John Marino, PhD, Leader, Biomolecular Structure & Function Group at the National Institute of Standards and Technology (NIST)
Dr. Marino is the leader of the NIST Biomolecular Structure & Function Group and Co-Director of the Institute for Bioscience and Biotechnology Research (IBBR), a joint research institute of the University of Maryland and NIST, in Rockville, Maryland. Dr. Marino joined NIST in 1997 as a Research Chemist and was appointed Adjunct Professor at the University of Maryland. Prior to coming to NIST, Dr. Marino completed a Ph.D. in Chemistry from Yale University in 1995 and an A.B in Chemistry from Princeton University in 1989. After his PhD, he held an Alexander von Humboldt post-doctoral fellowship for two years at the Goethe Universität in Frankfurt, Germany. Dr. Marino’s current research focuses on precision measurement of biomolecular structure and dynamics, with a focus on NMR techniques for characterization of the higher-order-structure (HOS) of biotherapeutics.

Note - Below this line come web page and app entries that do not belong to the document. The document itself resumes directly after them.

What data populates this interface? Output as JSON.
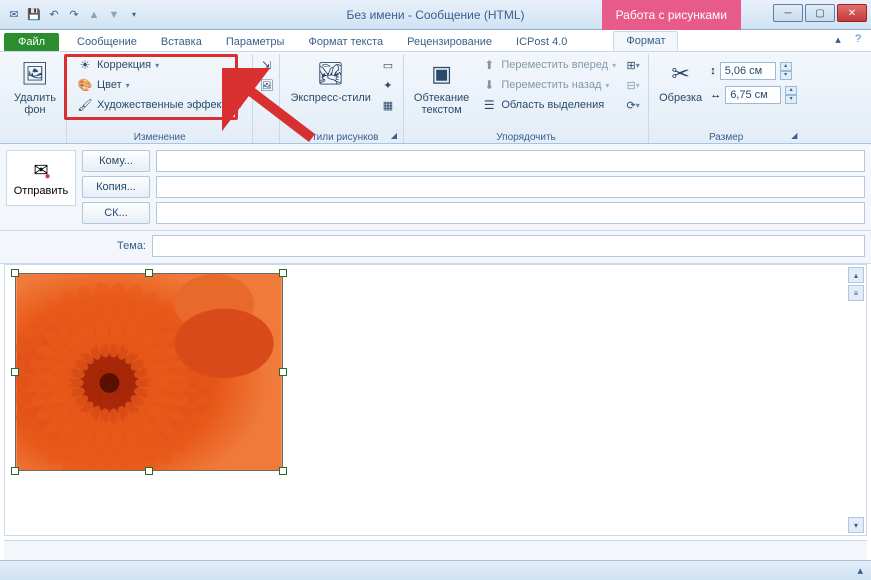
{
  "window": {
    "title": "Без имени  -  Сообщение (HTML)",
    "contextual_tab": "Работа с рисунками"
  },
  "tabs": {
    "file": "Файл",
    "items": [
      "Сообщение",
      "Вставка",
      "Параметры",
      "Формат текста",
      "Рецензирование",
      "ICPost 4.0"
    ],
    "format": "Формат"
  },
  "ribbon": {
    "remove_bg": {
      "label": "Удалить\nфон"
    },
    "adjust": {
      "correction": "Коррекция",
      "color": "Цвет",
      "artistic": "Художественные эффекты",
      "group_label": "Изменение"
    },
    "styles": {
      "express": "Экспресс-стили",
      "group_label": "Стили рисунков"
    },
    "arrange": {
      "wrap": "Обтекание\nтекстом",
      "forward": "Переместить вперед",
      "backward": "Переместить назад",
      "selection_pane": "Область выделения",
      "group_label": "Упорядочить"
    },
    "size": {
      "crop": "Обрезка",
      "height": "5,06 см",
      "width": "6,75 см",
      "group_label": "Размер"
    }
  },
  "mail": {
    "send": "Отправить",
    "to": "Кому...",
    "cc": "Копия...",
    "bcc": "СК...",
    "subject_label": "Тема:"
  }
}
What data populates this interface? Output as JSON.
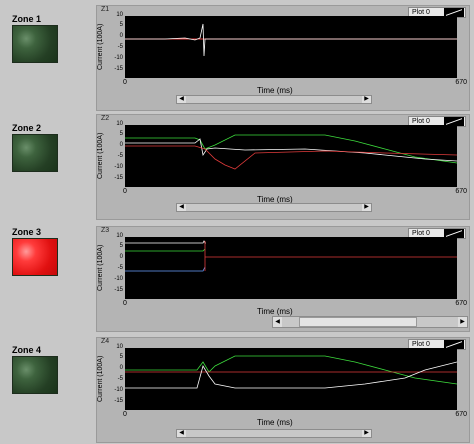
{
  "zones": [
    {
      "label": "Zone 1",
      "state": "off",
      "graph": "Z1"
    },
    {
      "label": "Zone 2",
      "state": "off",
      "graph": "Z2"
    },
    {
      "label": "Zone 3",
      "state": "on",
      "graph": "Z3"
    },
    {
      "label": "Zone 4",
      "state": "off",
      "graph": "Z4"
    }
  ],
  "graph_common": {
    "legend_label": "Plot 0",
    "ylabel": "Current (100A)",
    "yticks": [
      "10",
      "5",
      "0",
      "-5",
      "-10",
      "-15"
    ],
    "x_min": "0",
    "x_max": "670",
    "xlabel": "Time (ms)"
  },
  "colors": {
    "plot_bg": "#000000",
    "trace_white": "#ffffff",
    "trace_red": "#e03b3b",
    "trace_green": "#3ddc3d",
    "trace_blue": "#6aa0ff",
    "led_off": "#2e4e2e",
    "led_on": "#ff2a2a"
  }
}
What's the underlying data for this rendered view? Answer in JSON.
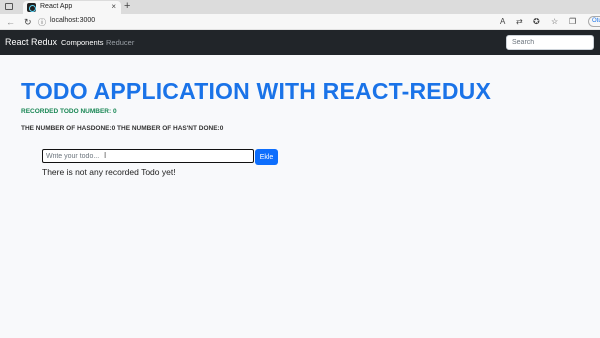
{
  "browser": {
    "tab_title": "React App",
    "tab_close": "×",
    "new_tab": "+",
    "url": "localhost:3000",
    "profile_label": "Otu"
  },
  "navbar": {
    "brand": "React Redux",
    "links": [
      {
        "label": "Components",
        "active": true
      },
      {
        "label": "Reducer",
        "active": false
      }
    ],
    "search_placeholder": "Search"
  },
  "main": {
    "title": "TODO APPLICATION WITH REACT-REDUX",
    "recorded_text": "RECORDED TODO NUMBER: 0",
    "counts_text": "THE NUMBER OF HASDONE:0 THE NUMBER OF HAS'NT DONE:0",
    "input_placeholder": "Write your todo...",
    "add_button": "Ekle",
    "empty_message": "There is not any recorded Todo yet!"
  },
  "colors": {
    "accent": "#1a73e8",
    "success": "#198754",
    "navbar_bg": "#212529",
    "button": "#0d6efd"
  }
}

Developing NMR as a Precision Tool for Assessment of Biotherapeutic Structure
Protein therapeutics are a highly successful class of drugs that are currently used to treat a number of serious and life-threatening conditions such as cancer, autoimmune disorders, and infectious diseases including COVID-19. These therapeutics have numerous critical quality attributes (CQA) that must be evaluated to ensure safety and efficacy, including that they must adopt and retain the correct structural fold without forming unintended aggregates. The entirety of structural elements from primary sequence to quaternary interactions is termed by the industry as the ‘higher order structure’ (HOS) of the therapeutic, and the development of analytical techniques for HOS characterization throughout the lifecycle of a protein therapeutic, from development to manufacture, has therefore emerged as a major priority in the pharmaceutical industry. To address this measurement gap, our group has developed, demonstrated, and optimized one-dimensional (1D) and two-dimensional (2D) nuclear magnetic resonance (NMR) spectroscopy methods as robust and fit-for-purpose approaches for spectral ‘fingerprinting’ the HOS of protein therapeutics and their formulations. To utilize these NMR fingerprints in HOS decision making, I will describe how principal component analysis (PCA) with quantitative similarity assessment using PC Euclidean distance and cluster confidence surface overlap can be employed for automated and quantitative classification of one-dimensional (1D) diffusion-edited 1H spectra and 2D 1H-13C methyl spectra as demonstrated using measurements on an IgG1k NIST reference mAb (NISTmAb), and mAbs from biopharma partners. Since this classification approach can be performed without the need to identify signals, results suggest that it is possible to use even more efficient measurement strategies that do not produce spectra that can be analyzed visually, but nevertheless allow useful decision-making that can be timely, objective and automated.